Angela Davis: I am not trying to suggest that … you know, that conversation can go on and on, but I simply want to think about how to be critical of the neoliberal focus on the individual and how we can learn how to imagine the work that we are doing today as having an impact on generations to come.
Gayatri Spivak: And not according to our plan.
Angela Davis: And no, not according to our plan. We thought we were going to make the revolution in the 1970s. And look at where we are now. But we did bring about some change. Something did happen and I think that that kind of posture can help us generate the hope that we need.
Photos credit: Akademie der Künste
Spivak has been teaching and training local teachers at five primary schools and coaching high schoolers among the landless illiterate Dalits in West Bengal since 1986. This is how she describes it for tax purposes: ‘a long-term research enterprise trying to solve an intellectual problem: is it possible to insert, through teaching and training community-based teachers and supervisors, the children of the very poor, the largest sector of the electorate, into the intuitions of democracy?’ ^
Karl Marx, ’The Two Departments of Social Production’, in Capital: A Critique of Political Economy, vol. 2, trans. David Fernbach (London: Penguin, 1992), 471–74. ^

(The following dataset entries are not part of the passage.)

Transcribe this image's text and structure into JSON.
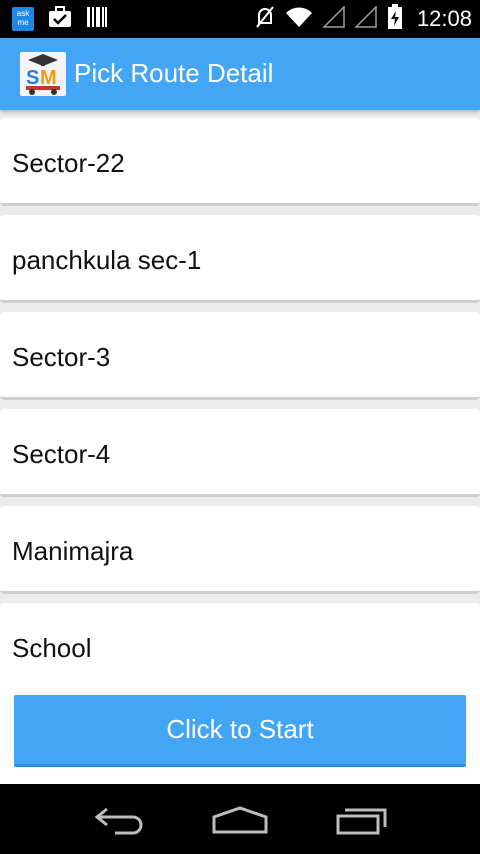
{
  "status_bar": {
    "time": "12:08",
    "notification_icons": [
      "askme-icon",
      "briefcase-check-icon",
      "barcode-icon"
    ],
    "system_icons": [
      "mute-icon",
      "wifi-icon",
      "signal-icon",
      "signal-icon",
      "battery-charging-icon"
    ],
    "askme_text": "ask me"
  },
  "action_bar": {
    "title": "Pick Route Detail",
    "logo_text": "SM"
  },
  "routes": [
    {
      "label": "Sector-22"
    },
    {
      "label": "panchkula sec-1"
    },
    {
      "label": "Sector-3"
    },
    {
      "label": "Sector-4"
    },
    {
      "label": "Manimajra"
    },
    {
      "label": "School"
    }
  ],
  "start_button": {
    "label": "Click to Start"
  },
  "nav_bar": {
    "buttons": [
      "back-icon",
      "home-icon",
      "recent-apps-icon"
    ]
  },
  "colors": {
    "accent": "#42a5f5",
    "status_bar": "#000000",
    "list_bg": "#ffffff"
  }
}
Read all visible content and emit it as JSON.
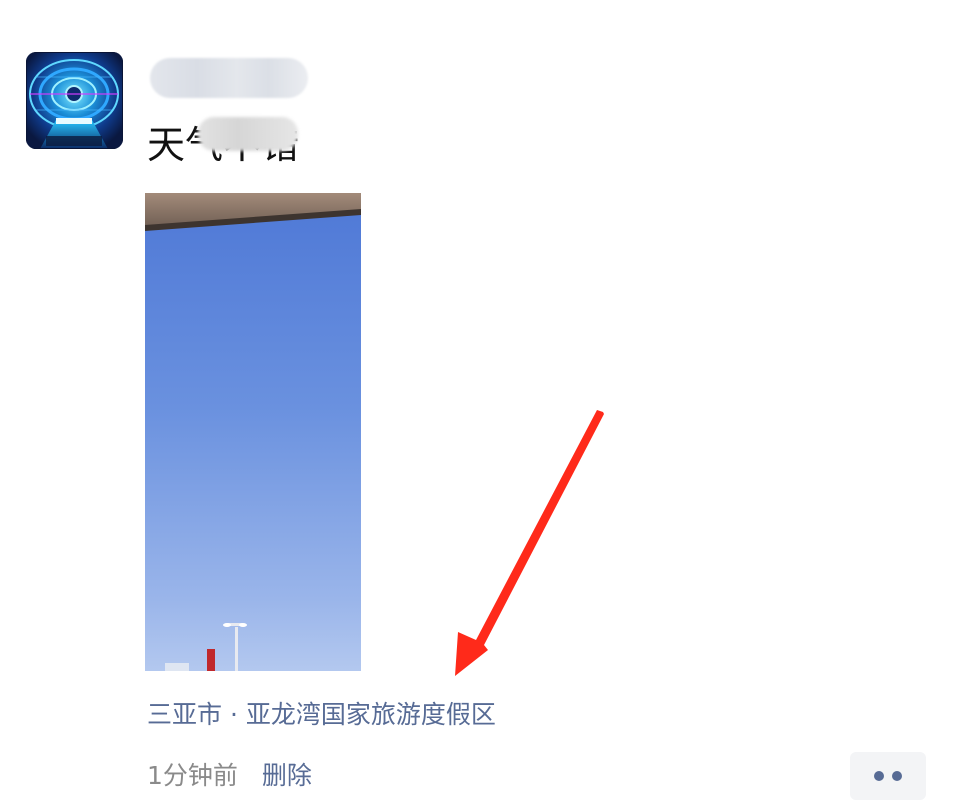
{
  "post": {
    "author_name": "",
    "text": "天气不错",
    "location_text": "三亚市 · 亚龙湾国家旅游度假区",
    "time_text": "1分钟前",
    "delete_label": "删除"
  },
  "icons": {
    "avatar": "avatar-image",
    "more": "more-options-icon",
    "annotation": "red-arrow-annotation"
  },
  "colors": {
    "link": "#576b95",
    "meta_text": "#8a8a8a",
    "body_text": "#111111",
    "arrow": "#ff2a1a",
    "more_button_bg": "#f3f4f6"
  }
}
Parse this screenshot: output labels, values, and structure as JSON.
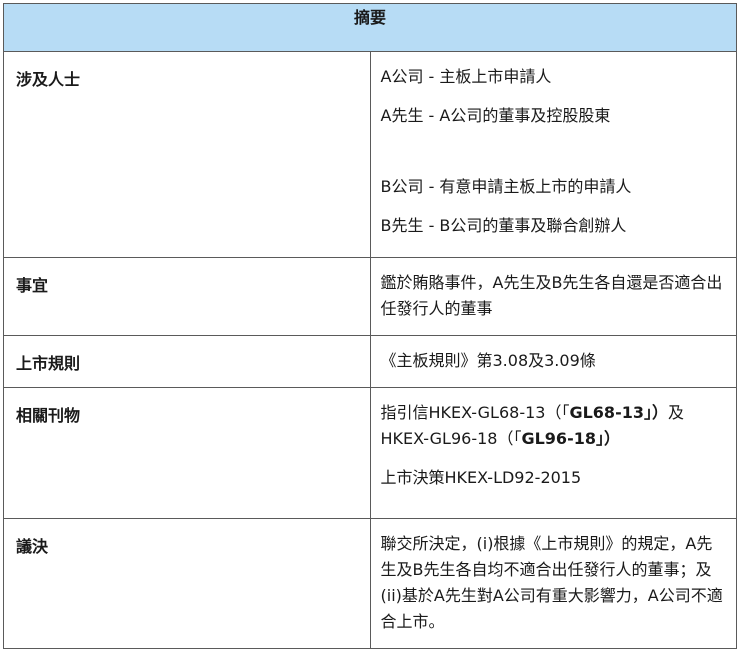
{
  "header": "摘要",
  "rows": {
    "parties": {
      "label": "涉及人士",
      "lines": [
        "A公司 - 主板上市申請人",
        "A先生 - A公司的董事及控股股東",
        "B公司 - 有意申請主板上市的申請人",
        "B先生 - B公司的董事及聯合創辦人"
      ]
    },
    "subject": {
      "label": "事宜",
      "text": "鑑於賄賂事件，A先生及B先生各自還是否適合出任發行人的董事"
    },
    "rules": {
      "label": "上市規則",
      "text": "《主板規則》第3.08及3.09條"
    },
    "publications": {
      "label": "相關刊物",
      "guidance_prefix": "指引信HKEX-GL68-13（「",
      "guidance_code1": "GL68-13」）",
      "guidance_mid": "及HKEX-GL96-18（「",
      "guidance_code2": "GL96-18」）",
      "decision": "上市決策HKEX-LD92-2015"
    },
    "decision": {
      "label": "議決",
      "text": "聯交所決定，(i)根據《上市規則》的規定，A先生及B先生各自均不適合出任發行人的董事；及(ii)基於A先生對A公司有重大影響力，A公司不適合上市。"
    }
  }
}
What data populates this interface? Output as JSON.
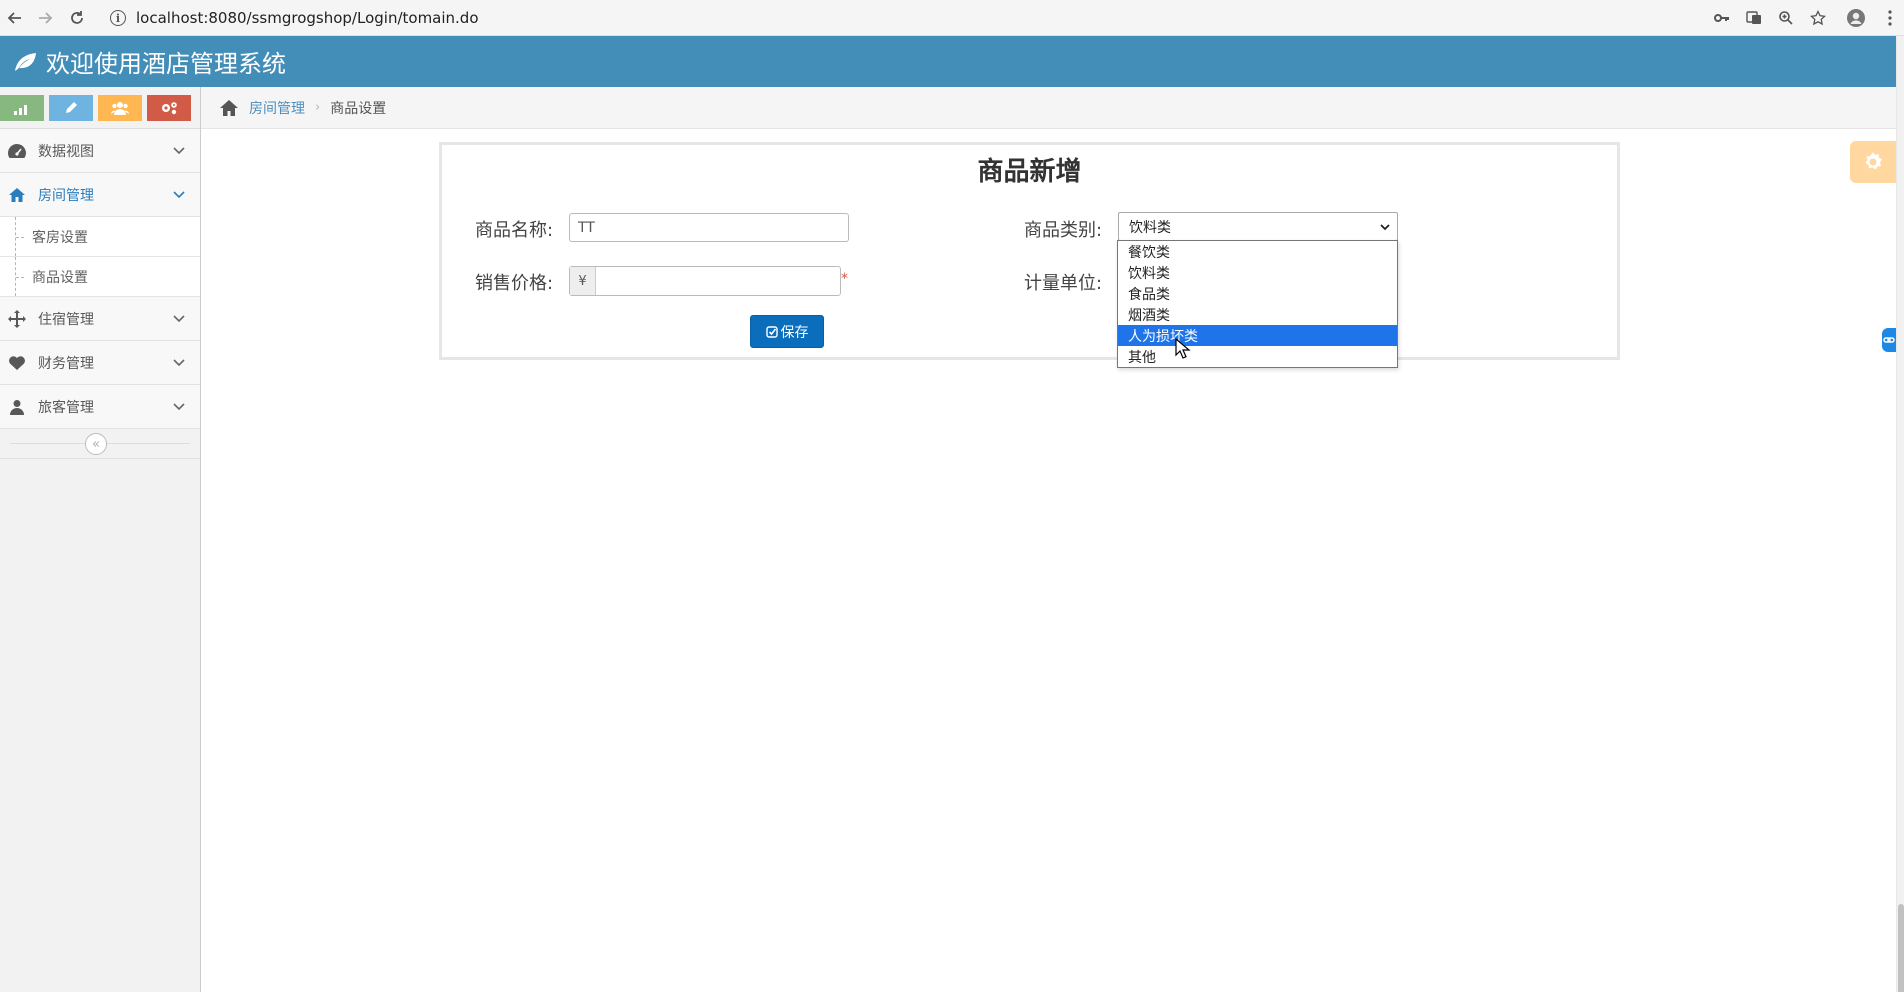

Since this conversation took place, the Bundestag passed a resolution in May 2019 declaring that the ‘pattern of argument and methods of the BDS movement are anti-Semitic’. Though non-binding (as yet), the motion, which calls for a halt to the funding of pro-BDS groups (rather than, as the AfD proposed, making them illegal), has already had a significantly caustic effect on critical discourse on Israel within Germany. ^